== Segment start ==
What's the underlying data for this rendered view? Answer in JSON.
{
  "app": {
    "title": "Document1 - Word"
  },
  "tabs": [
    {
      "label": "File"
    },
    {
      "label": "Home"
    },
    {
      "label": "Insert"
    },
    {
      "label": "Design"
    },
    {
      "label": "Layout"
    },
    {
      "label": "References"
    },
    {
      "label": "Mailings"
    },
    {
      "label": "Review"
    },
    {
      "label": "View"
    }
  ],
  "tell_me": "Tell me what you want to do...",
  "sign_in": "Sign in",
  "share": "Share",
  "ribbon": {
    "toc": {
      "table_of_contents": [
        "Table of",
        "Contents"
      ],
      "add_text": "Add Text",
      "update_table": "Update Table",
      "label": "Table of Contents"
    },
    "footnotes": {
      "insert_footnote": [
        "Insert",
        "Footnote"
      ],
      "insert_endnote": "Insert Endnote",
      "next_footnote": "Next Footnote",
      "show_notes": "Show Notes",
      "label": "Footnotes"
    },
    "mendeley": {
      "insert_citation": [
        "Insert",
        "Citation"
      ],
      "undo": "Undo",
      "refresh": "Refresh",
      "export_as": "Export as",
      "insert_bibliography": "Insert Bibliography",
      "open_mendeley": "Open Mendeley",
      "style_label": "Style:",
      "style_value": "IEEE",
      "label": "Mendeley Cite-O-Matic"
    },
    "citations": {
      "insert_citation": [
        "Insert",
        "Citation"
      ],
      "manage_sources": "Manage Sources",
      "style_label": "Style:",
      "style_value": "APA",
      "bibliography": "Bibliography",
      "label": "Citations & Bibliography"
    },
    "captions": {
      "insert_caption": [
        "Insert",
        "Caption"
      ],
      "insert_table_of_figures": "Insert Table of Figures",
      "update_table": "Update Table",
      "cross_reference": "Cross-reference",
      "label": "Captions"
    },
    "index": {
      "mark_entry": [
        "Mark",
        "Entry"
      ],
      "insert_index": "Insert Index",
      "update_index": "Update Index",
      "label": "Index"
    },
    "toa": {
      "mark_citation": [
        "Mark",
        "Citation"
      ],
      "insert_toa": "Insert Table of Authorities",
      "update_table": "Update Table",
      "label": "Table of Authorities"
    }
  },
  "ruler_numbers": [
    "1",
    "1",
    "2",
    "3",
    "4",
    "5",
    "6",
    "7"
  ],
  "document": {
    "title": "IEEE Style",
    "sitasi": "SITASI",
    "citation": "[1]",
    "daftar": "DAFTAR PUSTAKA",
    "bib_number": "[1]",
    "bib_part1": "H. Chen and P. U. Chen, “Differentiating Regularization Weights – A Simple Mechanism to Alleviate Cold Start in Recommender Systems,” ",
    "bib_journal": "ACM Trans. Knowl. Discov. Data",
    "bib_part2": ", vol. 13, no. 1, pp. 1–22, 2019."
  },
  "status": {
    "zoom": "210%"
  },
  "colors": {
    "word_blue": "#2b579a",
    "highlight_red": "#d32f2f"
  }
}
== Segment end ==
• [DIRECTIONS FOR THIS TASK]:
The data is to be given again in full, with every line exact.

• [OUTPUT OF THE TASK]:
What's the underlying data for this rendered view? Answer in JSON.
{
  "app": {
    "title": "Document1 - Word"
  },
  "tabs": [
    {
      "label": "File"
    },
    {
      "label": "Home"
    },
    {
      "label": "Insert"
    },
    {
      "label": "Design"
    },
    {
      "label": "Layout"
    },
    {
      "label": "References"
    },
    {
      "label": "Mailings"
    },
    {
      "label": "Review"
    },
    {
      "label": "View"
    }
  ],
  "tell_me": "Tell me what you want to do...",
  "sign_in": "Sign in",
  "share": "Share",
  "ribbon": {
    "toc": {
      "table_of_contents": [
        "Table of",
        "Contents"
      ],
      "add_text": "Add Text",
      "update_table": "Update Table",
      "label": "Table of Contents"
    },
    "footnotes": {
      "insert_footnote": [
        "Insert",
        "Footnote"
      ],
      "insert_endnote": "Insert Endnote",
      "next_footnote": "Next Footnote",
      "show_notes": "Show Notes",
      "label": "Footnotes"
    },
    "mendeley": {
      "insert_citation": [
        "Insert",
        "Citation"
      ],
      "undo": "Undo",
      "refresh": "Refresh",
      "export_as": "Export as",
      "insert_bibliography": "Insert Bibliography",
      "open_mendeley": "Open Mendeley",
      "style_label": "Style:",
      "style_value": "IEEE",
      "label": "Mendeley Cite-O-Matic"
    },
    "citations": {
      "insert_citation": [
        "Insert",
        "Citation"
      ],
      "manage_sources": "Manage Sources",
      "style_label": "Style:",
      "style_value": "APA",
      "bibliography": "Bibliography",
      "label": "Citations & Bibliography"
    },
    "captions": {
      "insert_caption": [
        "Insert",
        "Caption"
      ],
      "insert_table_of_figures": "Insert Table of Figures",
      "update_table": "Update Table",
      "cross_reference": "Cross-reference",
      "label": "Captions"
    },
    "index": {
      "mark_entry": [
        "Mark",
        "Entry"
      ],
      "insert_index": "Insert Index",
      "update_index": "Update Index",
      "label": "Index"
    },
    "toa": {
      "mark_citation": [
        "Mark",
        "Citation"
      ],
      "insert_toa": "Insert Table of Authorities",
      "update_table": "Update Table",
      "label": "Table of Authorities"
    }
  },
  "ruler_numbers": [
    "1",
    "1",
    "2",
    "3",
    "4",
    "5",
    "6",
    "7"
  ],
  "document": {
    "title": "IEEE Style",
    "sitasi": "SITASI",
    "citation": "[1]",
    "daftar": "DAFTAR PUSTAKA",
    "bib_number": "[1]",
    "bib_part1": "H. Chen and P. U. Chen, “Differentiating Regularization Weights – A Simple Mechanism to Alleviate Cold Start in Recommender Systems,” ",
    "bib_journal": "ACM Trans. Knowl. Discov. Data",
    "bib_part2": ", vol. 13, no. 1, pp. 1–22, 2019."
  },
  "status": {
    "zoom": "210%"
  },
  "colors": {
    "word_blue": "#2b579a",
    "highlight_red": "#d32f2f"
  }
}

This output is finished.